Housing impacts all areas of our lives. It determines where you will send your children to school and the quality of education that they will receive, what type of food you will find nearby, the quality of air that you breathe, what public transportation you have to get to a job, the amenities — like parks — that you can access.
We need to redefine housing as a basic and fundamental human right. We need to create the necessary public interventions and strategies that will ensure everyone has access to a healthy, safe, and stable home.
There is an increasing lack of affordable housing in the state, exacerbated by rising rents and low vacancy rates. This leads to overcrowding in substandard housing, along with displacement and homelessness. These desperate situations have created an atmosphere rampant with violations by landlords.
For example, Leah and her family have been living in a two-bedroom apartment for almost three years. When they were looking — with little time to find a new place — they found most rents were out of reach for them and had large deposit requirements. Her college-going daughter sleeps on the couch, unable to share a bedroom with her teenage brother. Their apartment is in disrepair, but they put up with it because they don’t have other options.

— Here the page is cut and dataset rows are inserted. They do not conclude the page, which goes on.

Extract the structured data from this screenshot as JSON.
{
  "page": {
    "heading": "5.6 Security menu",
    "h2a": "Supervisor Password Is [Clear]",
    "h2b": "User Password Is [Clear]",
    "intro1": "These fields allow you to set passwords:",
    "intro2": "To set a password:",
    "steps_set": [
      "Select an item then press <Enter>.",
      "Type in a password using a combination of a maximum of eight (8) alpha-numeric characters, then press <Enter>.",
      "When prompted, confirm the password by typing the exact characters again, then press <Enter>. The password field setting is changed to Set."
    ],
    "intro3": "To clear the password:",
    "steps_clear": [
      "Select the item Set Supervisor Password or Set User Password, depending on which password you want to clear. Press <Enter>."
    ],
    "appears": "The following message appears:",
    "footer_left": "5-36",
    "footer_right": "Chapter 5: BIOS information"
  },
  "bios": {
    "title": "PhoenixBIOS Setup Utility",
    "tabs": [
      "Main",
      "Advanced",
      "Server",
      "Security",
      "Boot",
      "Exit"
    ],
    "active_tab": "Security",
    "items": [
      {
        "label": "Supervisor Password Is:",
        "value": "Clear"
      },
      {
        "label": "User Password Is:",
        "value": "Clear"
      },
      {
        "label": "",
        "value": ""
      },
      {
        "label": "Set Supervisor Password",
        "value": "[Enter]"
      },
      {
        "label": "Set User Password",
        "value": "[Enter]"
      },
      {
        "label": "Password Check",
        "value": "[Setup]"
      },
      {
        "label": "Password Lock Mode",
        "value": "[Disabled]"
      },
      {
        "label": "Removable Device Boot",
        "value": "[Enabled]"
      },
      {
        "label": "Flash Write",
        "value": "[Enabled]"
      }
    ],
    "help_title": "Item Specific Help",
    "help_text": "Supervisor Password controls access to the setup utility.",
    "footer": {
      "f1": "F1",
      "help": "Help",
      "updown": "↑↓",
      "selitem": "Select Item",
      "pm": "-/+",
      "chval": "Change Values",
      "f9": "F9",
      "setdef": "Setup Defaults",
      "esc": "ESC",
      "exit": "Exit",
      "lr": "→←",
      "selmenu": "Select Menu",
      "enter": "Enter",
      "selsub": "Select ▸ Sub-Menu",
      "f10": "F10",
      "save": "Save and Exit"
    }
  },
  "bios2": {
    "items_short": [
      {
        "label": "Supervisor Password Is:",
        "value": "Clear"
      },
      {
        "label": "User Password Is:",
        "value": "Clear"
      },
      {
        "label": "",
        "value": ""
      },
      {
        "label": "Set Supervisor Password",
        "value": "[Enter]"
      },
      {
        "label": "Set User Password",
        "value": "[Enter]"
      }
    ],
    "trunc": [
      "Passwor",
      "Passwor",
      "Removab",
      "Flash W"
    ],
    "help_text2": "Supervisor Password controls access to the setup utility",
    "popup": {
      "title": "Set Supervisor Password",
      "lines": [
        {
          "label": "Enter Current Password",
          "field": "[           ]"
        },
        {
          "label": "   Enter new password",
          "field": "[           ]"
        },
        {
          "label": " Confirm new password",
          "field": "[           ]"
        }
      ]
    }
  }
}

Aja and her young family live with a leaking toilet. Food spoils because the refrigerator breaks down. The carpet in the building hallway stinks and is black from years of dirt. Her apartment has roaches and rats and has not been fumigated. In the winter, the unit gets very cold, requiring her to pay for supplemental electric heat.
Having hot water in Neisha’s apartment used to be a hit and miss situation. “I can’t take a cold bath in Minnesota in the winter!” she exclaimed. As housing advocates, we worked with Neisha for six months to get repairs done. Eventually she became a resident leader who helped to advocate for the repair of her community at the city level. As a result, the apartment owner came up with an agreement with the city to fix units, but the fight had been hard for more than three years. The inconsistency of living conditions took a huge toll on her personal life and goals. She was lucky she had the means to be able to move to stable housing in another city.

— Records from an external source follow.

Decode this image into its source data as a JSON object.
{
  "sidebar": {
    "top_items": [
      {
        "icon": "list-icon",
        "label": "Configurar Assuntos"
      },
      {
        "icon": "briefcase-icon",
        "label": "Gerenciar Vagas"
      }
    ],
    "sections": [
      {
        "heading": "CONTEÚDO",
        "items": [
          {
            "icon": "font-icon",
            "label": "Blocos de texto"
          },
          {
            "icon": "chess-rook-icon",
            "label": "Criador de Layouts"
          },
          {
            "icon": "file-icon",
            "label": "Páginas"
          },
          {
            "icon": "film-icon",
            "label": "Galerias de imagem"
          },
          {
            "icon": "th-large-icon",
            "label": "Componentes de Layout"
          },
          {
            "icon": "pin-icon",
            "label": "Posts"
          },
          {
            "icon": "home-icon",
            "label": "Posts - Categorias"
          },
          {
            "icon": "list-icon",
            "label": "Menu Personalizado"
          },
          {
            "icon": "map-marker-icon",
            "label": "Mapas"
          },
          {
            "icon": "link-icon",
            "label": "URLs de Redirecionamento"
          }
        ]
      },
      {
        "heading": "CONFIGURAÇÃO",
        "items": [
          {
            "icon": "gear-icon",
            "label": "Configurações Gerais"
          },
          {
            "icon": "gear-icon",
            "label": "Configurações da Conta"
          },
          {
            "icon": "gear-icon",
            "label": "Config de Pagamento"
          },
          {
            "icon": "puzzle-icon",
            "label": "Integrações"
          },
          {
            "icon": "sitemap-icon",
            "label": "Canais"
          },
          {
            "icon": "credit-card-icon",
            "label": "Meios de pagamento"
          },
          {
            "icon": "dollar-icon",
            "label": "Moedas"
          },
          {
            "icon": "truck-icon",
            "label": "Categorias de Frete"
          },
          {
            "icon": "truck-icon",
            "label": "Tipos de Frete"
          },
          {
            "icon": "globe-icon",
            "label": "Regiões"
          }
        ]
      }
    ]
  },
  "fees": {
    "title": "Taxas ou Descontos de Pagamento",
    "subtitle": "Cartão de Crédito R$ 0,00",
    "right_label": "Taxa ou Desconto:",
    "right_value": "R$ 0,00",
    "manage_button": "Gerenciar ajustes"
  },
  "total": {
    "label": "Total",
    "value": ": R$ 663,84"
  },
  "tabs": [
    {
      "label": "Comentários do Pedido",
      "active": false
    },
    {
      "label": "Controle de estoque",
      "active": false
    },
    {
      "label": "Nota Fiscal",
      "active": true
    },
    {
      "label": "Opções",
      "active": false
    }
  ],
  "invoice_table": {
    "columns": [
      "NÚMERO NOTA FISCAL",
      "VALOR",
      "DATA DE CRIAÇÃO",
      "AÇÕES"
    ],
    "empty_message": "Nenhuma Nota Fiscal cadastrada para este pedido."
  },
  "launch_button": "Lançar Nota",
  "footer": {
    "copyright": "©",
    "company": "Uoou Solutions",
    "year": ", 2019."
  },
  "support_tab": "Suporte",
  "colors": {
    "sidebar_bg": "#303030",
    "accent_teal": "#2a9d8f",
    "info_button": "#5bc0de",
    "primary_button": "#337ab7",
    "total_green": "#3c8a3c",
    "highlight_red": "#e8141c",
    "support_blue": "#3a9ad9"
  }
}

Housing is an important issue for Minnesota women in particular. Numbers of female-headed households keeps growing in our state, yet those who own a home have declined in the past 10 years.
According to Minnesota Compass, a majority of female-headed households that rent are spending more than 30 percent of their income on rent alone.
According to a 2017 HUD report, homelessness in Minnesota increased by 4.5 percent compared to other communities that saw a decline or no change. A 2015 Minnesota Homeless Study determined that more than half of Minnesota’s homeless population are women and children.
While redevelopment in traditionally distressed communities is a good idea, we need to be intentional to ensure it benefits the people currently living there. The rapid redevelopment of the urban core of our major cities is continually pushing low-wealth communities to outer ring suburbs — where they face lack of reliable public transportation critical to employment.
Women also are disproportionately impacted by domestic violence, which is a common cause of homelessness. The 2015 study found that 35 percent of Minnesota homeless women are without housing because they are escaping domestic abuse. Many of them subsequently are physically or sexually assaulted. A high percentage of adults in an abusive relationship stay because they have nowhere else to live.
I saw Neisha at a rally recently and learned she is working towards completing her teacher’s license. “My new apartment is peaceful, and I don’t have to worry about what is going to go wrong,” she stated. “I know what to expect, and I don’t have to argue with anyone to fix anything.”
Everyone should have Neisha’s ability to expect better housing.